The prospect of the early opening of a cemetery in this vicinity is everywhere hailed with satisfaction. The people of Deseronto and neighbourhood have in the past been compelled to bury their dead here, there and everywhere, a state of affairs in no way creditable to their public spirit. We are glad to know that so many are taking shares in the company.

The Tribune, February 10th, 1888

The original committee of the Cemetery Company included Dr John Newton, the local physician, Amos A. Richardson, a merchant (later MPP for Hastings East), and Thomas H. Nasmith, cashier for the Rathbun Company.

Forty acres of land to the east of Deseronto were purchased by the Rathbuns for the cemetery in April 1888 and A. J. Hopkins, a landscape architect from Oswego, New York, was hired to design a layout for the site in early May of the same year.
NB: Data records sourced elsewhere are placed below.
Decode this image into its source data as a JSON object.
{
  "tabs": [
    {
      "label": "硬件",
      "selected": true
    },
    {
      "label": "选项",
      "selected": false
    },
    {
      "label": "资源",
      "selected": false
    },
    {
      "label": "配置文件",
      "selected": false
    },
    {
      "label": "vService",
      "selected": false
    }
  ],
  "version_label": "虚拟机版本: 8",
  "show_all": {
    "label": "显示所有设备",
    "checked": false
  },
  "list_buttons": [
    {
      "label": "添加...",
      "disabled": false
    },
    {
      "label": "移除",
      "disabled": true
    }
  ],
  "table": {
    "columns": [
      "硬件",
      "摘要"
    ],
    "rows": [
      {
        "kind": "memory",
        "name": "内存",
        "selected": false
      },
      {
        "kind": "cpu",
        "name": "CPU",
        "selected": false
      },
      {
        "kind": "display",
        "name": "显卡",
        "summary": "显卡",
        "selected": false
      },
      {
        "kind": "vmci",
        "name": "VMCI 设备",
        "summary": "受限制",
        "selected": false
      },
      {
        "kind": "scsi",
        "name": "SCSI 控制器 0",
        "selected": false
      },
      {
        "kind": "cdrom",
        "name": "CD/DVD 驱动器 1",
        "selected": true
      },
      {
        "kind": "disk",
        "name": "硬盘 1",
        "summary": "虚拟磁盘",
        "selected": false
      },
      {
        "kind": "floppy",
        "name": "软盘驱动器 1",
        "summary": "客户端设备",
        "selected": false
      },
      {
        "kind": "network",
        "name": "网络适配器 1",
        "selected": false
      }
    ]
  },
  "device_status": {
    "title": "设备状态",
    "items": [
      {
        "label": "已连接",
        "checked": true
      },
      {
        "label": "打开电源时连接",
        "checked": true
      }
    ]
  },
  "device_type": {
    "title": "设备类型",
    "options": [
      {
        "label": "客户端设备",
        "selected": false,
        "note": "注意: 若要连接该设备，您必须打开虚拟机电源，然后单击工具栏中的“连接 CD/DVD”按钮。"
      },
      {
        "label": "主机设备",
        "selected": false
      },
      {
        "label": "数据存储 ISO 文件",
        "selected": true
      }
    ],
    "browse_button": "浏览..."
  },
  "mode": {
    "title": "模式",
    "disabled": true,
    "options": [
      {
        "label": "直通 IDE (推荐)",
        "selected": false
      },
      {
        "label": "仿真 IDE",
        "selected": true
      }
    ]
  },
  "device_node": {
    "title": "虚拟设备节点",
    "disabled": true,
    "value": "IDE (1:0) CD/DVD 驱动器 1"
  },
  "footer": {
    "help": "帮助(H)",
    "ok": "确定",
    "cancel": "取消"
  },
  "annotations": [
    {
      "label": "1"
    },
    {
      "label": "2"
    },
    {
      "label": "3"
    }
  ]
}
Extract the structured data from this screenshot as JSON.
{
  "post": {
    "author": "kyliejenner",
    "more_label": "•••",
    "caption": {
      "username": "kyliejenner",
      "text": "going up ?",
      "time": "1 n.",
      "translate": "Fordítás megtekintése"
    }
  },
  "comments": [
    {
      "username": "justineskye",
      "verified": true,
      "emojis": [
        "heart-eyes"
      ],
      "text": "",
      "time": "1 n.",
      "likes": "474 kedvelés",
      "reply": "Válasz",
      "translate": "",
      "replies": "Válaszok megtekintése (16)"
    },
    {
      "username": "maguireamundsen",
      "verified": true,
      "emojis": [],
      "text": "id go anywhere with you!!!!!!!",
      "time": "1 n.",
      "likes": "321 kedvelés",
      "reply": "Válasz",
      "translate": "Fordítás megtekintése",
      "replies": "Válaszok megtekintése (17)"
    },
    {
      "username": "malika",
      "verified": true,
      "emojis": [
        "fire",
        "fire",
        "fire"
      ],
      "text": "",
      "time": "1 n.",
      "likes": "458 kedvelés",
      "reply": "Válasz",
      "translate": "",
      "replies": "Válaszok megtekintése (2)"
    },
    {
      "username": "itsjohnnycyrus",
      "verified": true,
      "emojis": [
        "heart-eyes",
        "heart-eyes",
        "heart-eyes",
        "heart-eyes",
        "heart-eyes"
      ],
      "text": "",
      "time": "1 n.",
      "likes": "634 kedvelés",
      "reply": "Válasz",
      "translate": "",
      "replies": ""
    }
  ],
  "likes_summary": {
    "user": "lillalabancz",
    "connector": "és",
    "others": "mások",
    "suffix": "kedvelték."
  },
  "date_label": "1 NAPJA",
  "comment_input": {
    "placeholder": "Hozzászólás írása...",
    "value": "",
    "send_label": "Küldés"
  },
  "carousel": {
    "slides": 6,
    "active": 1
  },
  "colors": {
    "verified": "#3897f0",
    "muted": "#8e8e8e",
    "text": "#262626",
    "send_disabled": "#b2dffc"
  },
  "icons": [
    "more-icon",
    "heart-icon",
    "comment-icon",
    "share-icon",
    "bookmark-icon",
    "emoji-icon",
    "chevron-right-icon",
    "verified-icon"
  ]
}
The choice of an Oswego landscape architect reflected the industrial interests of the Rathbuns in that town and the fact that there were no landscape architects in Canada at that time.

“Before long, it would be a ‘pleasure’ for anyone to be buried in the Cemetery”, reported The Tribune, on April 6th. By the summer of 1888 the cemetery was in use.
A portion of the cemetery was sold to the Roman Catholic church in 1895, creating a separate Catholic section on the east side of the site.